[[ Data for this exercise, beginning ]]

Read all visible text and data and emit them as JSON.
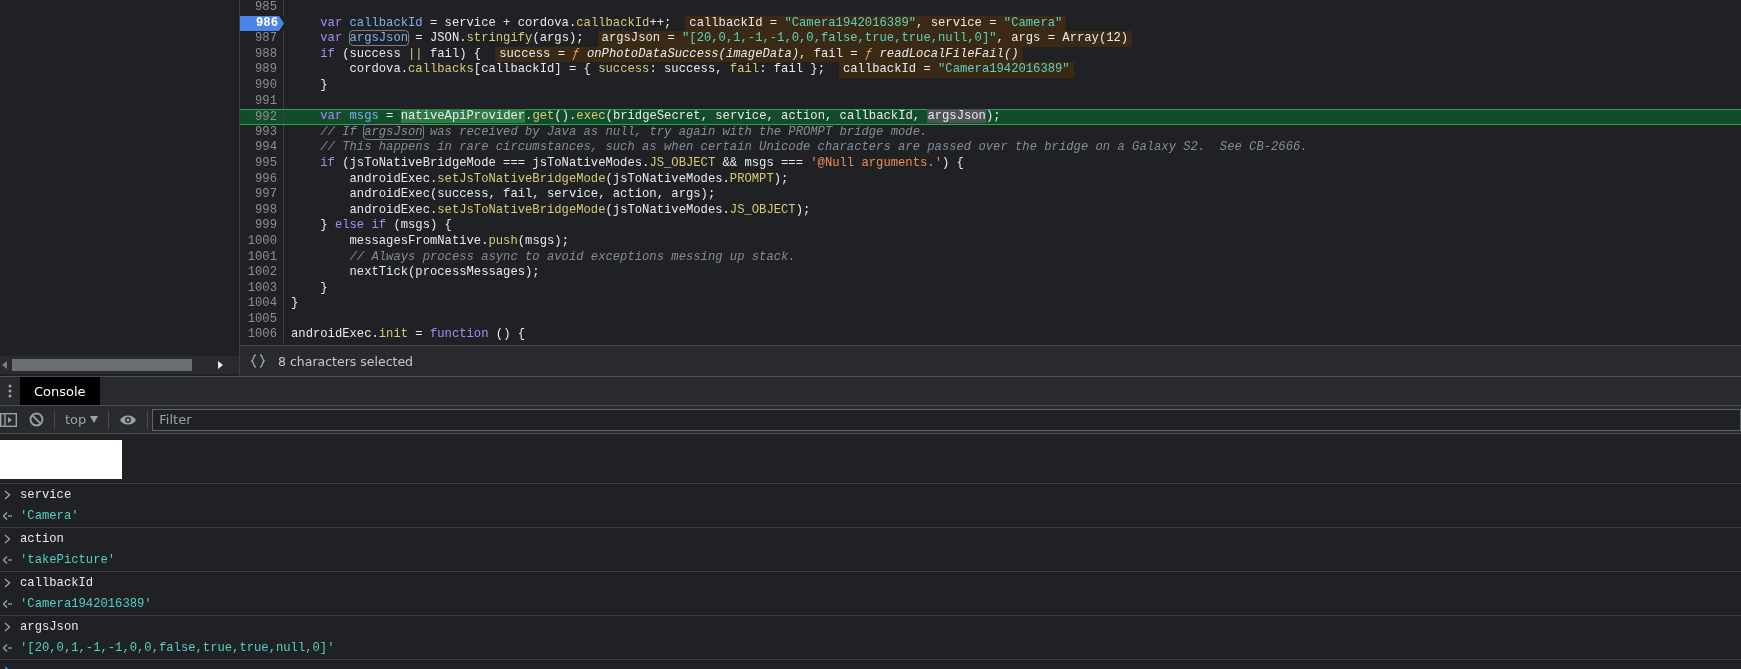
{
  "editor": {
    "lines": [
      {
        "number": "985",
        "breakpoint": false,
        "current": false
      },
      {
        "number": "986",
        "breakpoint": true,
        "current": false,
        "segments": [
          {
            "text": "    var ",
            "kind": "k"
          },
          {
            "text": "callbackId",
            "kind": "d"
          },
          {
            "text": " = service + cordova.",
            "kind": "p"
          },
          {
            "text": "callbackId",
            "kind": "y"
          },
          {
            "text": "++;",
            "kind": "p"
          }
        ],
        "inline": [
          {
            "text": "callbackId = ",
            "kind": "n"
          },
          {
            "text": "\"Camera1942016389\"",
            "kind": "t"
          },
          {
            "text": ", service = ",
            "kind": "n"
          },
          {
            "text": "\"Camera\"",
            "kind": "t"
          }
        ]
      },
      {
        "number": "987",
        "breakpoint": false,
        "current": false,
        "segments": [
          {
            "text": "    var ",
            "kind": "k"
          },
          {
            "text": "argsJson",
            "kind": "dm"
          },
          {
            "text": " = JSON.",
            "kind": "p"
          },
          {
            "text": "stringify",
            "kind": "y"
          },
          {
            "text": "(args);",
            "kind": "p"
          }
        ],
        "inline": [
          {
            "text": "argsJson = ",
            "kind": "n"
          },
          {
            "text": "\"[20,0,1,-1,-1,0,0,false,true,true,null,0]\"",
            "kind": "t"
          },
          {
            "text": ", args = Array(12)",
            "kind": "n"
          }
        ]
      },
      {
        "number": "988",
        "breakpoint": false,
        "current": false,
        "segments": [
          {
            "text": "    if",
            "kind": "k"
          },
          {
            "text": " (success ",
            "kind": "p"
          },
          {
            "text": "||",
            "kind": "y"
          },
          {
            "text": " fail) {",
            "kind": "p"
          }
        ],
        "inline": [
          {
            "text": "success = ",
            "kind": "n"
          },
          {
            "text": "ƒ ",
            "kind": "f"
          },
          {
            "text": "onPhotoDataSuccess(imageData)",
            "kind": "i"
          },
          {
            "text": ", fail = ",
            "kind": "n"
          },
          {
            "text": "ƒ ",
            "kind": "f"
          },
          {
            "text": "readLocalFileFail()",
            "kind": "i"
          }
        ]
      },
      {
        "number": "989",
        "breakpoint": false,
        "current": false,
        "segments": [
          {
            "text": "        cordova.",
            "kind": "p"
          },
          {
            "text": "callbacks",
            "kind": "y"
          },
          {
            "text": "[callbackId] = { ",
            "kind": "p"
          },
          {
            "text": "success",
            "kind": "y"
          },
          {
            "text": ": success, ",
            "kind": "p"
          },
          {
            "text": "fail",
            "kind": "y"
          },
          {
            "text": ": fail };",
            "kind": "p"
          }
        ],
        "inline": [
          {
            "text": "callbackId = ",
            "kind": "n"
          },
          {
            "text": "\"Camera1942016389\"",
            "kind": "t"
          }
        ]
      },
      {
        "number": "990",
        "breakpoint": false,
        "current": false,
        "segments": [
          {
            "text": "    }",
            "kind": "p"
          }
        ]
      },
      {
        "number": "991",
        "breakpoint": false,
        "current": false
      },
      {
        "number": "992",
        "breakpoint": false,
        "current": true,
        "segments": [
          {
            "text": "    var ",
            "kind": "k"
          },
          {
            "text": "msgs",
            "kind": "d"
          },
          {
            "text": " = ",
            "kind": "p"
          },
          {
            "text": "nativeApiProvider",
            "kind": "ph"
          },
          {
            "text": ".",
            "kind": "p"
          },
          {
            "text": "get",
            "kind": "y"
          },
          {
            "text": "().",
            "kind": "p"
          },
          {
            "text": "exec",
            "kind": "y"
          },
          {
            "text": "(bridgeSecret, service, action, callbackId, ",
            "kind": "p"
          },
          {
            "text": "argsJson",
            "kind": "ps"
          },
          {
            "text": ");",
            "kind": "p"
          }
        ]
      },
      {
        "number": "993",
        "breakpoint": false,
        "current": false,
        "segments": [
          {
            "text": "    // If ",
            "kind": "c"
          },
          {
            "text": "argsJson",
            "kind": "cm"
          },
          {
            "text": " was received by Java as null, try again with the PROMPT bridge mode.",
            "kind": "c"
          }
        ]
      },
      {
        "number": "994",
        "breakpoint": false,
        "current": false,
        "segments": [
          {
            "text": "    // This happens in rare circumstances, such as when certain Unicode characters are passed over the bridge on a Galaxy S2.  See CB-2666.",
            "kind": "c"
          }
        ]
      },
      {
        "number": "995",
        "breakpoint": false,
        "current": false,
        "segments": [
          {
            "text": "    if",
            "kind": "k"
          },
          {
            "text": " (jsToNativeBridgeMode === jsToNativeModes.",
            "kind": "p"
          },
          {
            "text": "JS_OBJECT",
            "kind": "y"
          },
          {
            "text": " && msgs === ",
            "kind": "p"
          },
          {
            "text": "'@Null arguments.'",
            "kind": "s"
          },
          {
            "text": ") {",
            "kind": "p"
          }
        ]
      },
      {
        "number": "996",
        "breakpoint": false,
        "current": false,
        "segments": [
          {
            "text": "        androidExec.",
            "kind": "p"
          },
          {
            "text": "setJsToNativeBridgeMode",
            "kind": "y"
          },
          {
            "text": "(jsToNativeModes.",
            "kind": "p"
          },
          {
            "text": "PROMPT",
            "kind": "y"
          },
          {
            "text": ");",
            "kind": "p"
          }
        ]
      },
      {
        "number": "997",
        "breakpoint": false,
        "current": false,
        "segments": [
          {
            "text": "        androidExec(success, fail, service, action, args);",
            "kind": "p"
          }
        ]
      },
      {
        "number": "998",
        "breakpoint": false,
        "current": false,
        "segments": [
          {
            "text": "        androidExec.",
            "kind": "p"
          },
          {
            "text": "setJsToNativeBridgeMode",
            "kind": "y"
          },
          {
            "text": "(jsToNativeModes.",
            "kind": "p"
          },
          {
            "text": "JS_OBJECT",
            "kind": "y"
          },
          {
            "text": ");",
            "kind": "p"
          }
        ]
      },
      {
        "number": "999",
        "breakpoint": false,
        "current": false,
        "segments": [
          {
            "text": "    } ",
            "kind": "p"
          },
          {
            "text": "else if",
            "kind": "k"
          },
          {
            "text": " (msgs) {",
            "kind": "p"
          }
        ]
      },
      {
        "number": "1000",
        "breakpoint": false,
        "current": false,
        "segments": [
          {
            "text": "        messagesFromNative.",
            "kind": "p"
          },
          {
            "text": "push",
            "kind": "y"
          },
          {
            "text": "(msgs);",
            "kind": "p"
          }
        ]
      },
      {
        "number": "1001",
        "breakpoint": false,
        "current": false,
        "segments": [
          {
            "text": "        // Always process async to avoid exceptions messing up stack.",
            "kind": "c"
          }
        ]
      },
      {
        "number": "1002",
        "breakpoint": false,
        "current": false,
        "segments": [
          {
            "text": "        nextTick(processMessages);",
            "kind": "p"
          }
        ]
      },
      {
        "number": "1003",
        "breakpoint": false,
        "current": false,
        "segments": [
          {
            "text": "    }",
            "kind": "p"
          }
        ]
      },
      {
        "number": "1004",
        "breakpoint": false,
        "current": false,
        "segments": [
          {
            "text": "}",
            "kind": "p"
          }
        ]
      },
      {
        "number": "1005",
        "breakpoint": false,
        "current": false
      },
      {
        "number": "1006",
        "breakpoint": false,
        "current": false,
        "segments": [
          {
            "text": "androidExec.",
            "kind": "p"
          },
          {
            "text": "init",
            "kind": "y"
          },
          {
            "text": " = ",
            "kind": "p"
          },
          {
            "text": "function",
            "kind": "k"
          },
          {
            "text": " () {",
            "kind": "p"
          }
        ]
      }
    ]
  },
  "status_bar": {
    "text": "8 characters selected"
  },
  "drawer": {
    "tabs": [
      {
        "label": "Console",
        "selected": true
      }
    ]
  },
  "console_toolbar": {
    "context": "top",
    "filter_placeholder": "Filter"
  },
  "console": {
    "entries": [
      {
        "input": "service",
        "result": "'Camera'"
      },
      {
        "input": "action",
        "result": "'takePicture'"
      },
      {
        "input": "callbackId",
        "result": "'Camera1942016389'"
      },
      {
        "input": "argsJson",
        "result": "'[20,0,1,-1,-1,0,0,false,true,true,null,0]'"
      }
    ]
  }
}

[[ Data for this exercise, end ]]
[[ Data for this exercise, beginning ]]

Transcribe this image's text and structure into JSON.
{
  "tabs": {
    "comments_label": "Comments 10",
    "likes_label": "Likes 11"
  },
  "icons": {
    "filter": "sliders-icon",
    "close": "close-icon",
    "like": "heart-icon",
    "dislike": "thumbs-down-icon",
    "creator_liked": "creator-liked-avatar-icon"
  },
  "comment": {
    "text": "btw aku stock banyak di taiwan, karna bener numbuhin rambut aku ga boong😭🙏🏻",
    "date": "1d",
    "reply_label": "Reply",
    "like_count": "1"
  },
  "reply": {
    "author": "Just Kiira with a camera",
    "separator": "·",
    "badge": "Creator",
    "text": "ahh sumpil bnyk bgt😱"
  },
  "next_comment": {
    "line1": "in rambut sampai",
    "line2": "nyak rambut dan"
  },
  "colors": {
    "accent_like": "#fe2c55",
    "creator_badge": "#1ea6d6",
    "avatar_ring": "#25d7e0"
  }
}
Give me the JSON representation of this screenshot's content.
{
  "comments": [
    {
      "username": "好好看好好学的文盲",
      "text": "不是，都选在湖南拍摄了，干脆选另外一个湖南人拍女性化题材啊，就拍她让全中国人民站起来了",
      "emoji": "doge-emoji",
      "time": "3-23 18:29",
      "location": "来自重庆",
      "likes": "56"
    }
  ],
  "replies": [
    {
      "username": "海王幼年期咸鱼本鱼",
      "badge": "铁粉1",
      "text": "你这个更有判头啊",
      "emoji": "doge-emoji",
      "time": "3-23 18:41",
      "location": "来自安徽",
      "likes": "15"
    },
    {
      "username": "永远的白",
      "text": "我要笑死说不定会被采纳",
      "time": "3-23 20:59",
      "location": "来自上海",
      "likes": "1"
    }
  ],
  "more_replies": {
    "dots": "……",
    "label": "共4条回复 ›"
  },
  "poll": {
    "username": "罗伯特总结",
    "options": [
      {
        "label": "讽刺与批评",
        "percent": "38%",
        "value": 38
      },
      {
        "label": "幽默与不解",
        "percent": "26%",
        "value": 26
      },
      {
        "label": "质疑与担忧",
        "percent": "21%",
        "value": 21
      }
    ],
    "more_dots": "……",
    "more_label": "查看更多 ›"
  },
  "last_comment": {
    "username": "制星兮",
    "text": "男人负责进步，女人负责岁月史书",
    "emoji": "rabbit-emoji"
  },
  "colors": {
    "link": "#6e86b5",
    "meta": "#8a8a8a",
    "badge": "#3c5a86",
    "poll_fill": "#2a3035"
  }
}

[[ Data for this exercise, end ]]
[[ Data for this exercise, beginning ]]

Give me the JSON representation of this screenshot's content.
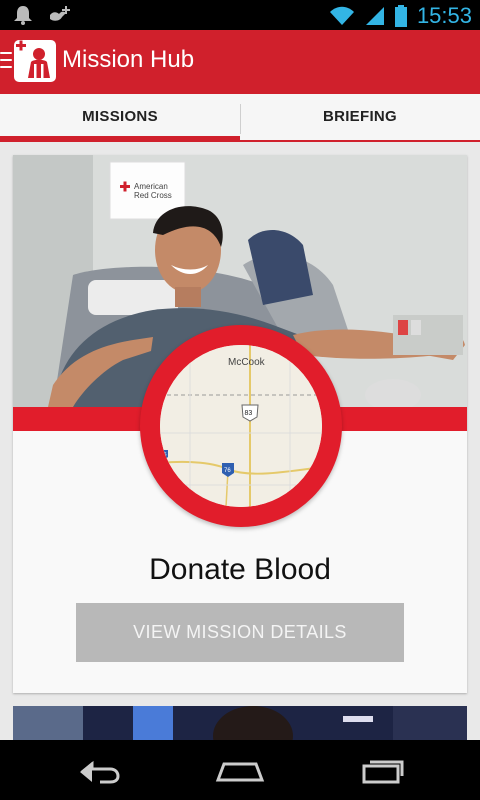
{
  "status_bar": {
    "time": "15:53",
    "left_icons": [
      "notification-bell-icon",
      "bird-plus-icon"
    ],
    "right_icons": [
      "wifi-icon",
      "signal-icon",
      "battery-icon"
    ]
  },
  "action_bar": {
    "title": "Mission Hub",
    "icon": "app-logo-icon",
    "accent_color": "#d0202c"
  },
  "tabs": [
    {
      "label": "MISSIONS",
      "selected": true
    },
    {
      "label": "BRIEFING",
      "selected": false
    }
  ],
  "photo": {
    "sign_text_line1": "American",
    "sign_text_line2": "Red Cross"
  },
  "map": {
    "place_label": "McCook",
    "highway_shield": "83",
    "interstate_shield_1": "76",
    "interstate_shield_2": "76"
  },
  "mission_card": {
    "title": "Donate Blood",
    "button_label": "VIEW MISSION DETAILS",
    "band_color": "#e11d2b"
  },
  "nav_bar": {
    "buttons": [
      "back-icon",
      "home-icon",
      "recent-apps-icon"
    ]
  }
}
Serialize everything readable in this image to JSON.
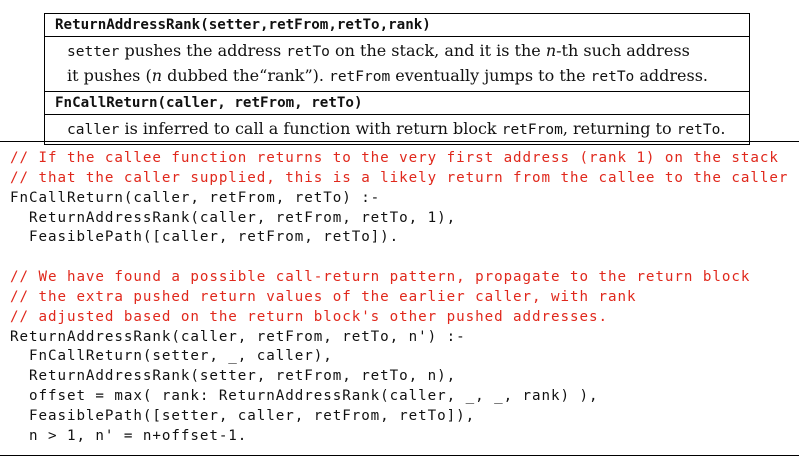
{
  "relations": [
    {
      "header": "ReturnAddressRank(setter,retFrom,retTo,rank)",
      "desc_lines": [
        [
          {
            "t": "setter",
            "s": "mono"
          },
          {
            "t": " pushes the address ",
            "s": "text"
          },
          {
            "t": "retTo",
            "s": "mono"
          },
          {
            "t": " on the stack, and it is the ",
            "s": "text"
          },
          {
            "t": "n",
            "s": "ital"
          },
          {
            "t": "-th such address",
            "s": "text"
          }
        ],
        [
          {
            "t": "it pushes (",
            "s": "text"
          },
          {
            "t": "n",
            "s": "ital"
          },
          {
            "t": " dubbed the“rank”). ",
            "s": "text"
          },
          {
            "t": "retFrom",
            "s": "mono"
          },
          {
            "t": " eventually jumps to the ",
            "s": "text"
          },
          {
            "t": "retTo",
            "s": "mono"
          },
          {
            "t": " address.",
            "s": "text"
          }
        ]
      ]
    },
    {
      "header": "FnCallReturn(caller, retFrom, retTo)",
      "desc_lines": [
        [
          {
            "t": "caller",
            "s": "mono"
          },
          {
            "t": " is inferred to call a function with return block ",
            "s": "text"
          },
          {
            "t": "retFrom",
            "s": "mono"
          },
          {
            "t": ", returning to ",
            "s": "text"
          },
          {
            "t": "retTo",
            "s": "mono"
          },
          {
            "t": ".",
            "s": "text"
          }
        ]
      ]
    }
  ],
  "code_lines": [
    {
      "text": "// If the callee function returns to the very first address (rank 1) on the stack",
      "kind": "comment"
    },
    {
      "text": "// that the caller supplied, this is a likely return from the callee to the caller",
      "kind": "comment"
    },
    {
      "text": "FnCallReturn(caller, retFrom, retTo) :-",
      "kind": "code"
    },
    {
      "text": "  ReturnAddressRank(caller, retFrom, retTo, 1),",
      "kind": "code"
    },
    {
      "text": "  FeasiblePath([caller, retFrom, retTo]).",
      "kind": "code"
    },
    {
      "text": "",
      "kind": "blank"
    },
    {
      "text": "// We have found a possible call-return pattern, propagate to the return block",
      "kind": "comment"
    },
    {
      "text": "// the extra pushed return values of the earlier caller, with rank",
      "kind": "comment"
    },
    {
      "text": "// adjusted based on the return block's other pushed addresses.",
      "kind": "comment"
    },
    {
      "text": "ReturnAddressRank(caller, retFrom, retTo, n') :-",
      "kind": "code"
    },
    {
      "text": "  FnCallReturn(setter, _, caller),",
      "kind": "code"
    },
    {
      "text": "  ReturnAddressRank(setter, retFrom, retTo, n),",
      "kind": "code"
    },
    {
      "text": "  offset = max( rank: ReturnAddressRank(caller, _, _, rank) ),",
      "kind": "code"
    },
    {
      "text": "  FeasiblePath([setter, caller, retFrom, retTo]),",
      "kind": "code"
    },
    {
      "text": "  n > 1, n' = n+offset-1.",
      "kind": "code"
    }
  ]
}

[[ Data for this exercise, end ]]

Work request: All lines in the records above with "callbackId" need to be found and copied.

Response below:
            "text": "callbackId",
            "text": "callbackId",
            "text": "callbackId = ",
            "text": "[callbackId] = { ",
            "text": "callbackId = ",
            "text": "(bridgeSecret, service, action, callbackId, ",
        "input": "callbackId",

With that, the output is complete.